Speaking following a session of Westminster’s delegated legislation committee, the north-east politician insisted that there had been ‘unintended consequences’ from the EU's crackdown on neonicotinoid seed treatments – which was introduced in an attempt to protect bees and butterflies – and the UK should now grasp the opportunity to 'set its own policy'.

Mr Clark claimed that beekeepers themselves had raised concern that the restriction on neonics had 'back-fired', with pests flourishing and damaging crops, requiring other chemicals to be used in greater quantities.

“Pesticide control must be based on facts not a perceived risk," said the Gordon MP. “We should embrace the opportunity to set our own policies or we risk being left unable to grow valuable crops.

“The EU's decision to ban neonicotinoids has two detrimental outcomes. First, other contact chemicals have to be used in higher volumes we know kills all insects and secondly the increase in nuisance insects destroying flowering crops," he said.
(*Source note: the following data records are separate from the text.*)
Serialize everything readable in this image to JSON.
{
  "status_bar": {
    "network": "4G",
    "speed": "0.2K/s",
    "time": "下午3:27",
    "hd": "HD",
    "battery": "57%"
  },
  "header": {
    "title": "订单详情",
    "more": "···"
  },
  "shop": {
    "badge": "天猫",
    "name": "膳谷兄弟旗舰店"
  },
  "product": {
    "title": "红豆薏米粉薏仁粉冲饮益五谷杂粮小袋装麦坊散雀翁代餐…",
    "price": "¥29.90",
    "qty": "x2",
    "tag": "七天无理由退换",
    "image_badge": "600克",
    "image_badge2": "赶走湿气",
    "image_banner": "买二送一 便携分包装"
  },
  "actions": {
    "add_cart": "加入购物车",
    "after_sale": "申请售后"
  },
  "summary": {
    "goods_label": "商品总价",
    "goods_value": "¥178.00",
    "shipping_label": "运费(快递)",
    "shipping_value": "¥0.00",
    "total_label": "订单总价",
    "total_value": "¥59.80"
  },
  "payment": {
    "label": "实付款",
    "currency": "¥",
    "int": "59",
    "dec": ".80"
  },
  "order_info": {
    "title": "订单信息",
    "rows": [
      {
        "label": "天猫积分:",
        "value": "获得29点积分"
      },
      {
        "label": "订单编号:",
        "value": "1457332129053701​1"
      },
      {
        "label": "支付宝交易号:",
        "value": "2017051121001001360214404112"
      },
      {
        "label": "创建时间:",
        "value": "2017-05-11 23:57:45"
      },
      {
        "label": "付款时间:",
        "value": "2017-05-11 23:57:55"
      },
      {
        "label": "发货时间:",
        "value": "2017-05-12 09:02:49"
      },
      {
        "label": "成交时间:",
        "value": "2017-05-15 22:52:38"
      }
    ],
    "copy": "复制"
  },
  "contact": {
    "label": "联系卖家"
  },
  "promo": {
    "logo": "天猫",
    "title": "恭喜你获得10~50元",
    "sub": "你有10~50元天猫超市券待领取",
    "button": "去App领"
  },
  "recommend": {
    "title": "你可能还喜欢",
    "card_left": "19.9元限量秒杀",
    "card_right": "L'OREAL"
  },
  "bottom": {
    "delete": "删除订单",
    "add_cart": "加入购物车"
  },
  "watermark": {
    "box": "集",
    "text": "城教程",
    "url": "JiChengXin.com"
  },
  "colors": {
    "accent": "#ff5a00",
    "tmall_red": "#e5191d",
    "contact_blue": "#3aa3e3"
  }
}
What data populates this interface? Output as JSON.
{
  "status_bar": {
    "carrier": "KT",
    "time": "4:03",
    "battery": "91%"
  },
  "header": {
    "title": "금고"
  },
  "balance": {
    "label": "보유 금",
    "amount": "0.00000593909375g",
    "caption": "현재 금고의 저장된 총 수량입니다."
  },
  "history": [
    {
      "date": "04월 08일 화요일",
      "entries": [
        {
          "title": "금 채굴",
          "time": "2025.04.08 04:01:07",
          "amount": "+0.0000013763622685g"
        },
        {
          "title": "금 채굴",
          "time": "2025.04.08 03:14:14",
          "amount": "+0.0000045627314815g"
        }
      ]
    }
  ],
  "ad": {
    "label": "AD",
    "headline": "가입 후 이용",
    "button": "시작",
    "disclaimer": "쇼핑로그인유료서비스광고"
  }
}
“With a different climate, we can be very specific about policy design. Used as a seed treatment, neonicotinoids are buried under the ground, have relatively short efficacy and are in allegedly minuscule concentrations in the flowers when the bees are pollinating.”